It has been found that reaction time and temperature may be varied somewhat for different montan wax base constituents. By way of specific example, 465 grams of Romonta Type C wax having the typical specification:
______________________________________melting point 172-181acid value 22-28saponification value 92-110specific gravity @ 77 1.00______________________________________
was heated in an agitated vessel to about 235 wax reached 235 was added and the reaction was allowed to proceed for at least 30 minutes under continuing agitation. The molten material was then cooled into the desired form. The resultant lecithin modified wax had the following properties:
______________________________________melting point 175-185acid value 8-14saponification value 78-86specific gravity @ 77 1.08______________________________________
As further illustrative of reaction temperature criticality, a fourth carbon black ink formulation constituted of
______________________________________Formula D______________________________________Montan Wax Constituent 5%Carnauba Wax 2%Slack Wax #3 41%Petrolatum 15%120 sec paraffin oil 12%Carbon black 20%Clay 5%______________________________________
was made up in five samples with the montan wax constituent as follows:
______________________________________Sample 1 Alpco 1650Sample 2 Romonta 76 + 7% lecithin reacted at 300Sample 3 Romonta 76 + 7% lecithin reacted at 275Sample 4 Romonta 76 + 7% lecithin reacted at 235Sample 5 Romonta C + 7% lecithin reacted at 235______________________________________
These samples were subjected to the above described viscosity test under various aging conditions without agitation with the following results:
______________________________________Aging #1 #2 #3 #4 #5______________________________________Initial 26 27 28 20 1 Hour 48 27 33 35 24 2 Hours 50 29 35 38 26 4 Hours 52 29 36 42 2724 Hours 55 32 38 47 29______________________________________

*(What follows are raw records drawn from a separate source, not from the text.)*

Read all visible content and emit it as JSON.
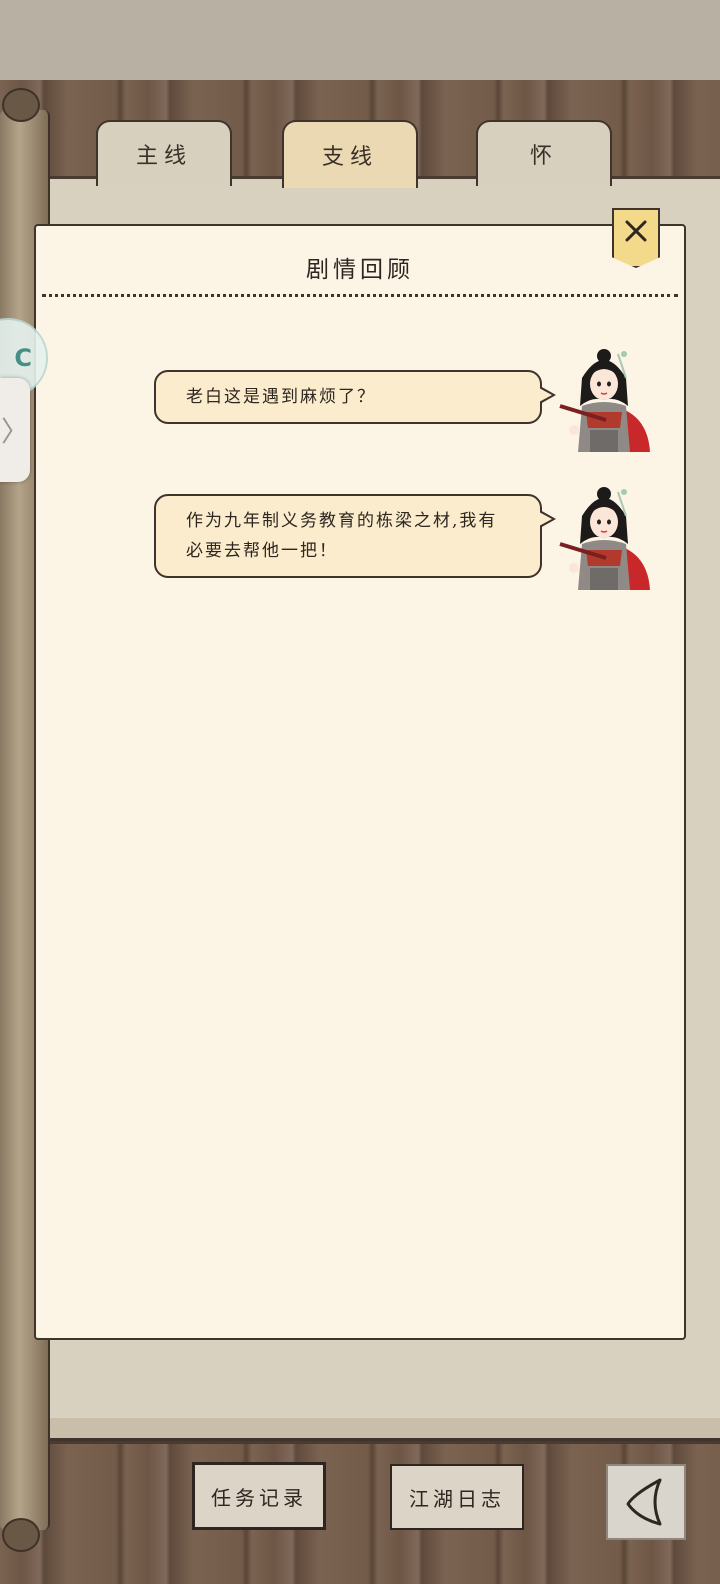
{
  "tabs": [
    {
      "label": "主线"
    },
    {
      "label": "支线",
      "active": true
    },
    {
      "label": "怀"
    }
  ],
  "panel": {
    "title": "剧情回顾",
    "close_icon": "close-icon"
  },
  "dialogs": [
    {
      "text": "老白这是遇到麻烦了？",
      "speaker_icon": "character-avatar"
    },
    {
      "text": "作为九年制义务教育的栋梁之材,我有必要去帮他一把！",
      "speaker_icon": "character-avatar"
    }
  ],
  "bottom_bar": {
    "task_record": "任务记录",
    "jianghu_log": "江湖日志",
    "back_icon": "back-arrow-icon"
  },
  "side": {
    "handle_glyph": "〉",
    "badge_text": "C"
  }
}
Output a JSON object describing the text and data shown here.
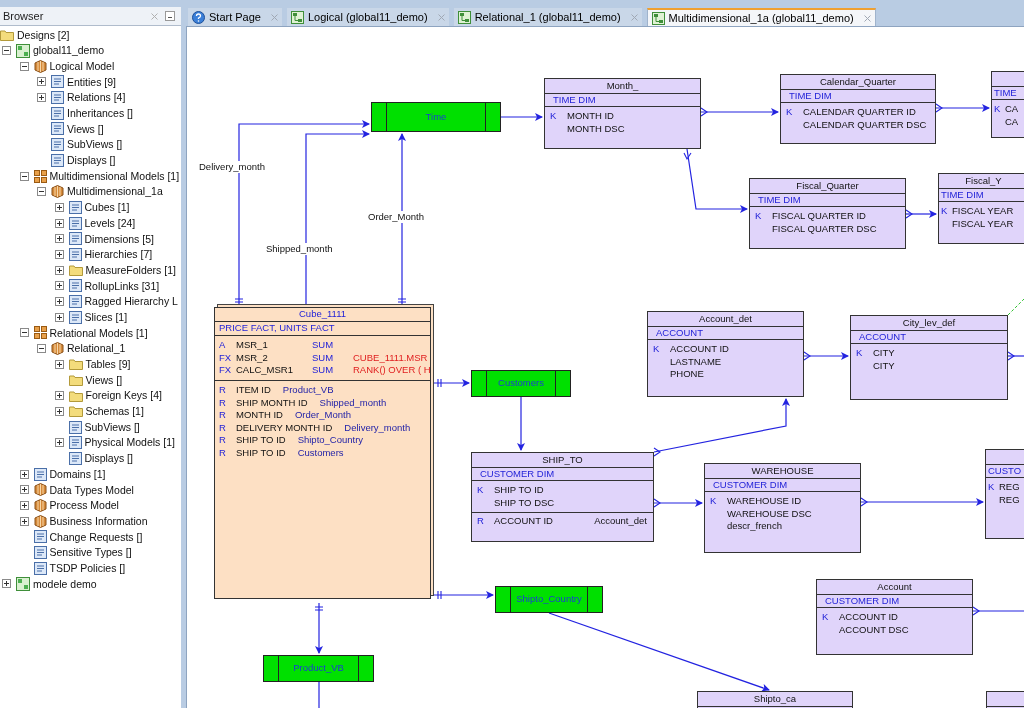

The herein described lecithin modified montan wax products maintain or improve the properties of montan wax with respect to hardness and oil retention and greatly enhances the flow and dispersion properties thereof. While the contemplated principle use of this product will be in the carbon paper industry, the lecithin modified montan wax product may well have significant application in other normally solid but liquifiable carrier vehicle products which require pigment dispersion. Some possible applications would be in printing inks, carbon ribbon inks, plastics, paint and polishes.